Loss of Mobility is Scary

Loss of mobility can be scary. According to researchers at Harvard University Medical school, loss of mobility is not just an inconvenience – it is a major life-altering event. Anyone from the elderly to the physically active can be affected by loss of mobility. Sometimes it is the result of aging, but, just as often, it is because of an injury.

Loss of mobility “has profound social, psychological, and physical consequences.”[1] These consequences can be emotionally and mentally damaging. Imagine not being able to get up and move in an emergency, or not being able to make a quick trip to the store, or not being able to visit friends or family. Think about how many times a day you get up out of your chair and go to the bathroom, head over to the fridge for a snack, or simply go grab something you need from the other room. Now imagine not being able to do any of those things or being at the mercy of someone else to help you do them.

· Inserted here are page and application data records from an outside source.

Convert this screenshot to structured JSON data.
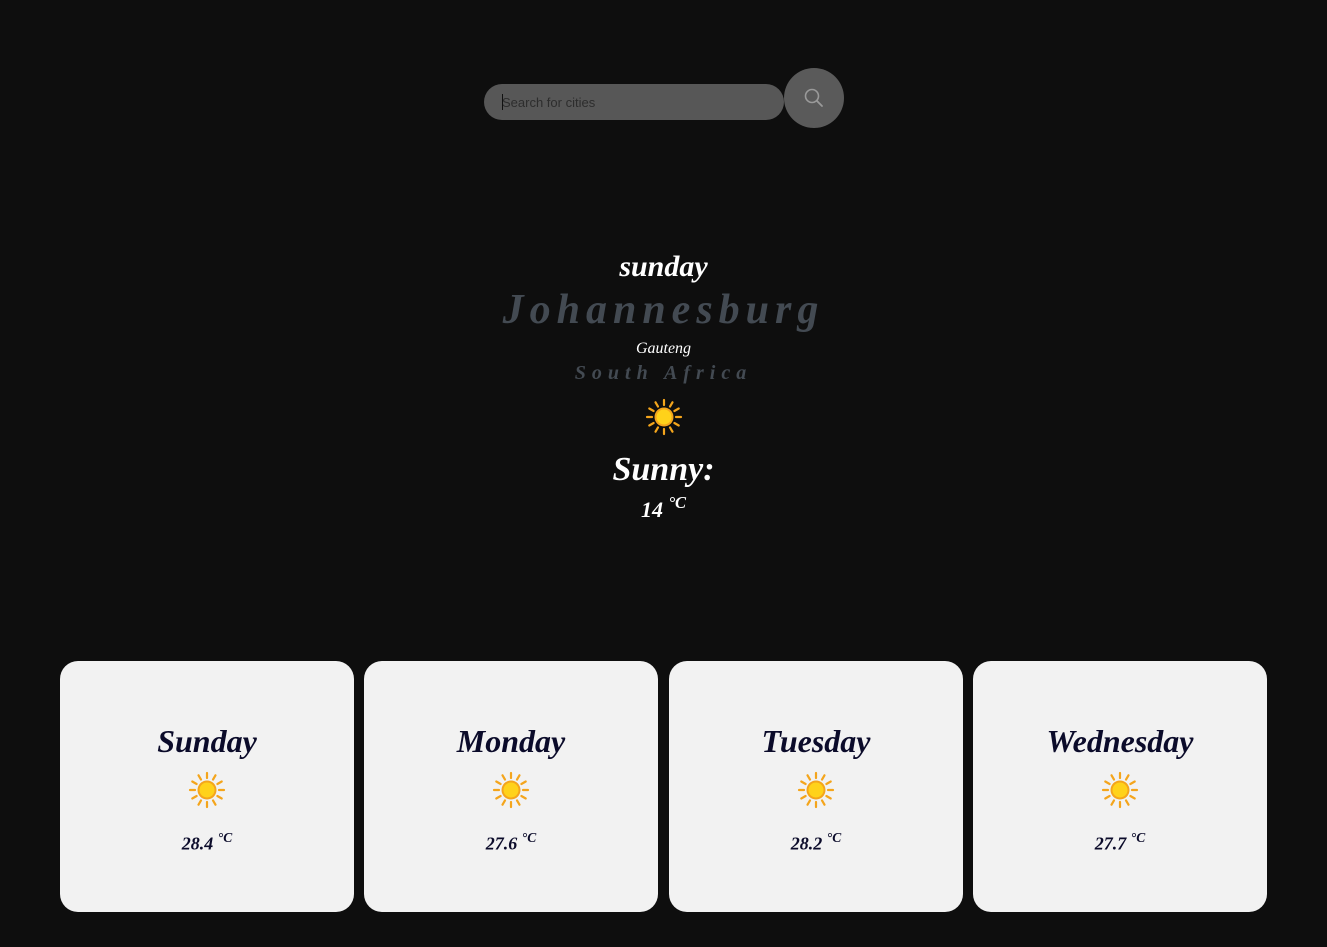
{
  "search": {
    "placeholder": "Search for cities",
    "button_icon": "search-icon"
  },
  "current": {
    "day": "sunday",
    "city": "Johannesburg",
    "region": "Gauteng",
    "country": "South Africa",
    "icon": "sun-icon",
    "condition": "Sunny:",
    "temp": "14",
    "unit": "°C"
  },
  "forecast": [
    {
      "day": "Sunday",
      "icon": "sun-icon",
      "temp": "28.4",
      "unit": "°C"
    },
    {
      "day": "Monday",
      "icon": "sun-icon",
      "temp": "27.6",
      "unit": "°C"
    },
    {
      "day": "Tuesday",
      "icon": "sun-icon",
      "temp": "28.2",
      "unit": "°C"
    },
    {
      "day": "Wednesday",
      "icon": "sun-icon",
      "temp": "27.7",
      "unit": "°C"
    }
  ],
  "colors": {
    "background": "#0e0e0e",
    "muted_text": "#434a52",
    "card": "#f2f2f2",
    "card_text": "#0b0b2a",
    "sun": "#ffd21a",
    "sun_rays": "#f4a51c"
  }
}
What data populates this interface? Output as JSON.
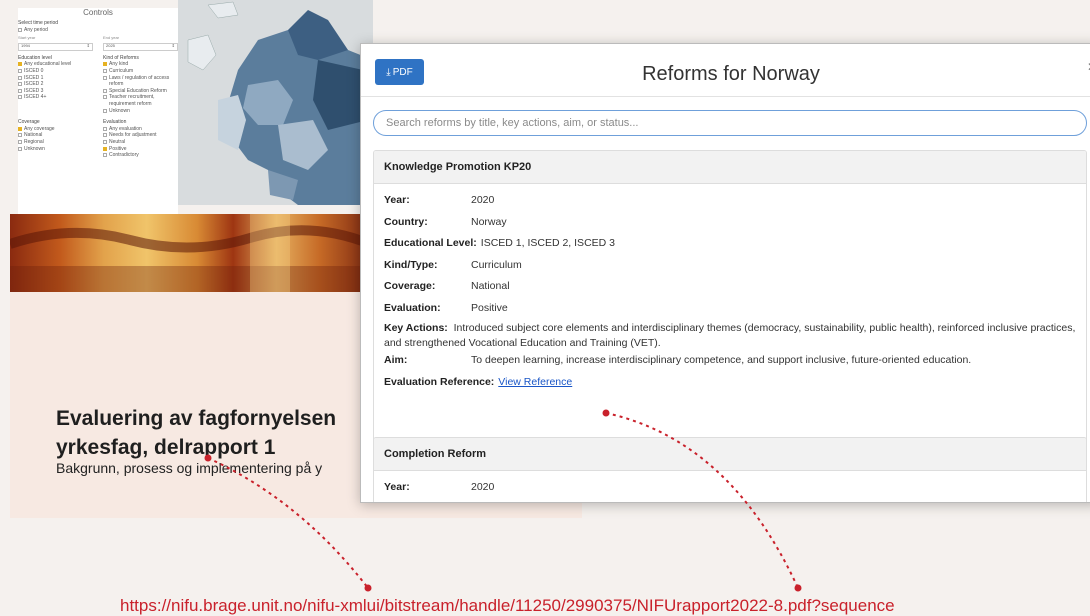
{
  "controls": {
    "title": "Controls",
    "time_period_label": "Select time period",
    "any_period": "Any period",
    "start_label": "Start year",
    "start_value": "1994",
    "end_label": "End year",
    "end_value": "2025",
    "education_level_title": "Education level",
    "education_levels": [
      "Any educational level",
      "ISCED 0",
      "ISCED 1",
      "ISCED 2",
      "ISCED 3",
      "ISCED 4+"
    ],
    "kind_title": "Kind of Reforms",
    "kinds": [
      "Any kind",
      "Curriculum",
      "Laws / regulation of access reform",
      "Special Education Reform",
      "Teacher recruitment, requirement reform",
      "Unknown"
    ],
    "coverage_title": "Coverage",
    "coverages": [
      "Any coverage",
      "National",
      "Regional",
      "Unknown"
    ],
    "evaluation_title": "Evaluation",
    "evaluations": [
      "Any evaluation",
      "Needs for adjustment",
      "Neutral",
      "Positive",
      "Contradictory"
    ]
  },
  "modal": {
    "pdf_label": "PDF",
    "title": "Reforms for Norway",
    "search_placeholder": "Search reforms by title, key actions, aim, or status...",
    "reforms": [
      {
        "title": "Knowledge Promotion KP20",
        "fields": [
          {
            "label": "Year:",
            "value": "2020"
          },
          {
            "label": "Country:",
            "value": "Norway"
          },
          {
            "label": "Educational Level:",
            "value": "ISCED 1, ISCED 2, ISCED 3"
          },
          {
            "label": "Kind/Type:",
            "value": "Curriculum"
          },
          {
            "label": "Coverage:",
            "value": "National"
          },
          {
            "label": "Evaluation:",
            "value": "Positive"
          },
          {
            "label": "Key Actions:",
            "value": "Introduced subject core elements and interdisciplinary themes (democracy, sustainability, public health), reinforced inclusive practices, and strengthened Vocational Education and Training (VET)."
          },
          {
            "label": "Aim:",
            "value": "To deepen learning, increase interdisciplinary competence, and support inclusive, future-oriented education."
          },
          {
            "label": "Evaluation Reference:",
            "value": "View Reference"
          }
        ]
      },
      {
        "title": "Completion Reform",
        "fields": [
          {
            "label": "Year:",
            "value": "2020"
          }
        ]
      }
    ]
  },
  "report": {
    "title_line1": "Evaluering av fagfornyelsen",
    "title_line2": "yrkesfag, delrapport 1",
    "subtitle": "Bakgrunn, prosess og implementering på y"
  },
  "url": "https://nifu.brage.unit.no/nifu-xmlui/bitstream/handle/11250/2990375/NIFUrapport2022-8.pdf?sequence",
  "colors": {
    "accent_blue": "#2f73c4",
    "link_blue": "#1a56c7",
    "connector_red": "#c9212b",
    "checkbox_yellow": "#e6b222",
    "report_bg": "#f7e9e2"
  }
}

The consequences of loss of mobility are far-reaching. “Social engagement, the real life activity that results from association with one’s social ties, is important in reinforcing existing social relationships and provides a sense of value and identity,” and the loss of these ties can be scary and isolating for someone who has been injured.[2]

The loss of mobility is such a life-changing and scary thing that there are hundreds of websites and user posts dedicated to dealing with the fear and isolation that comes with the loss of mobility. Researchers pour thousands of dollars and hours into finding ways to help reduce the fear that results from a loss of mobility after an injury.

One study of active individuals showed that, unlike those who could continue their activities, the individuals who were stopped from taking part in activities for as little as two weeks resulted in “significantly greater symptoms of psychological distress, including depression, anxiety, confusion, over-all mood disturbance, and lower self-esteem.”[3]

For a normally active individual, not being able to be active for a little as two weeks can result in depression, anxiety, and lowed self-esteem. Two weeks is enough for depression and anxiety, imagine the effect of a life-time of lost mobility.

According to the Shepheard Center, a non-profit hospital, people who suffer a loss of mobility are likely to go through the same stages of grief as those who have lost a loved one – denial, disbelief, sadness, and anger.[4] Long-lasting or permeant loss of mobility can cause someone the same type of emotional distress—the same sadness and fears—as someone who has lost a loved one.

If you have lost mobility because of an injury as the result of a someone else’s negligence, see a doctor, and, as always, please call Groth Law Firm, S.C. with any questions.  We are available 24/7 to discuss your options as the victim of negligence. Our initial consultations are always free.

Disclaimer: This article is for informational purposes only. It is not legal advice and should not be used as legal advice. It is not medical advice and should not be used as medical advice. The legal statutes, laws, and procedures contained in this article may not be current and may have been revised since the time of publication or contain errors. An attorney can provide legal guidance only after reviewing the details of your individual case.

[1] https://www.health.harvard.edu/blog/two-questions-can-reveal-mobility-problems-in-seniors-201309186682

[2] https://www.ncbi.nlm.nih.gov/pmc/articles/PMC3683993/

[3] http://journals.sagepub.com/doi/abs/10.2466/pms.1988.66.3.875

[4] https://www.shepherd.org/patient-programs/spinal-cord-injury/after-rehab/adapting-to-loss-of-mobility